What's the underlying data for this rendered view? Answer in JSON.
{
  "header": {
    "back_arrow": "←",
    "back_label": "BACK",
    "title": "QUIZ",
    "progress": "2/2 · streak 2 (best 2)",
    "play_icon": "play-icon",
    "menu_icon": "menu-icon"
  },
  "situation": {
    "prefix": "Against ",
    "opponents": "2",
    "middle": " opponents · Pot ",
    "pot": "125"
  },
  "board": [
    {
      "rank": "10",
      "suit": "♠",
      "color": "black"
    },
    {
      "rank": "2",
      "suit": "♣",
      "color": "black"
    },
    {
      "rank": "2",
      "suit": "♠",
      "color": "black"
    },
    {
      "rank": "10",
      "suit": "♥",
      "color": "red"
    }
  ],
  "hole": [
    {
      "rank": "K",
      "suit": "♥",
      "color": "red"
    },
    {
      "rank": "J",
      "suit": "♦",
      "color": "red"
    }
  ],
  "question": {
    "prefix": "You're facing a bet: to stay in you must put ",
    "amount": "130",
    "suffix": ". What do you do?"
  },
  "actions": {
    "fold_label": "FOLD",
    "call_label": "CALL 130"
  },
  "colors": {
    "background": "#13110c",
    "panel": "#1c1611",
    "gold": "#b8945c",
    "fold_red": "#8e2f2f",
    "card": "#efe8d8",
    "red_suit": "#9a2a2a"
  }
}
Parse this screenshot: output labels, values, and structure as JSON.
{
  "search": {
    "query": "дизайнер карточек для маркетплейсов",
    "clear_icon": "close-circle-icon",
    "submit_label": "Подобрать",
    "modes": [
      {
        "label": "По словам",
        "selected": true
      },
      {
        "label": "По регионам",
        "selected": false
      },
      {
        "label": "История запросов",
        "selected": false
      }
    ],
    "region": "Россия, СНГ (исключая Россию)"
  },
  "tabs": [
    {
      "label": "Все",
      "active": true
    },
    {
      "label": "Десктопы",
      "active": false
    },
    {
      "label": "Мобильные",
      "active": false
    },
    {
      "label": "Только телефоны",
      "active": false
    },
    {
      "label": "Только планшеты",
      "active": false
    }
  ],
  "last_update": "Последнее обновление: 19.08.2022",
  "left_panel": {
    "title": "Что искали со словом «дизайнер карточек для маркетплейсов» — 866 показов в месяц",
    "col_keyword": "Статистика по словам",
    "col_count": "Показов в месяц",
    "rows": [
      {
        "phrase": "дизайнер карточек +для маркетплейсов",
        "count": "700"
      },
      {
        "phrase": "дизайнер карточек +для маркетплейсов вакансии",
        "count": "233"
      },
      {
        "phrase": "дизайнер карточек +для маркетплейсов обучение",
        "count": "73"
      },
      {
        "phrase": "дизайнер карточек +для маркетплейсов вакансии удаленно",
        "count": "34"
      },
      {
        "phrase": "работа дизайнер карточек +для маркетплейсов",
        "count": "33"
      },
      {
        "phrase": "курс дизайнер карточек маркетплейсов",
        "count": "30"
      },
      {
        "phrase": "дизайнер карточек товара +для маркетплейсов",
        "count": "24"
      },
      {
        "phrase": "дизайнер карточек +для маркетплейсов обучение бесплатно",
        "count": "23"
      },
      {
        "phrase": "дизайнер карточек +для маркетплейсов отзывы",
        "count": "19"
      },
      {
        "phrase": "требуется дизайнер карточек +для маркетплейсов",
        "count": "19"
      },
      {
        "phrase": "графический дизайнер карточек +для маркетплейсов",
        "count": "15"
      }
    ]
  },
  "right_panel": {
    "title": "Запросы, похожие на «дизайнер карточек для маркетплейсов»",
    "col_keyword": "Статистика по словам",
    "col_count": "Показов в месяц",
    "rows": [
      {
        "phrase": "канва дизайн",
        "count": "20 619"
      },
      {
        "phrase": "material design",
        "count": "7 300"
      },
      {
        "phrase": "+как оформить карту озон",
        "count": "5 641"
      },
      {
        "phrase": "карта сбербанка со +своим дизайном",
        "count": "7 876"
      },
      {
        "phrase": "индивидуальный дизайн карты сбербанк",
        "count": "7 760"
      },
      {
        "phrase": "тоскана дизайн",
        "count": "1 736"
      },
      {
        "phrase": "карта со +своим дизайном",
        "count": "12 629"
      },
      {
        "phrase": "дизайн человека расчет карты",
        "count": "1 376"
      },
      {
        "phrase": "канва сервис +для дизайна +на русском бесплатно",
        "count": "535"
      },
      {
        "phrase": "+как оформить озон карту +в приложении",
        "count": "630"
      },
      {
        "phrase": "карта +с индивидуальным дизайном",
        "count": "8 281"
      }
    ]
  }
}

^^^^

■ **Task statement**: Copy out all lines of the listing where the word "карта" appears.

■ **Solved problem**:
        "phrase": "карта сбербанка со +своим дизайном",
        "phrase": "карта со +своим дизайном",
        "phrase": "карта +с индивидуальным дизайном",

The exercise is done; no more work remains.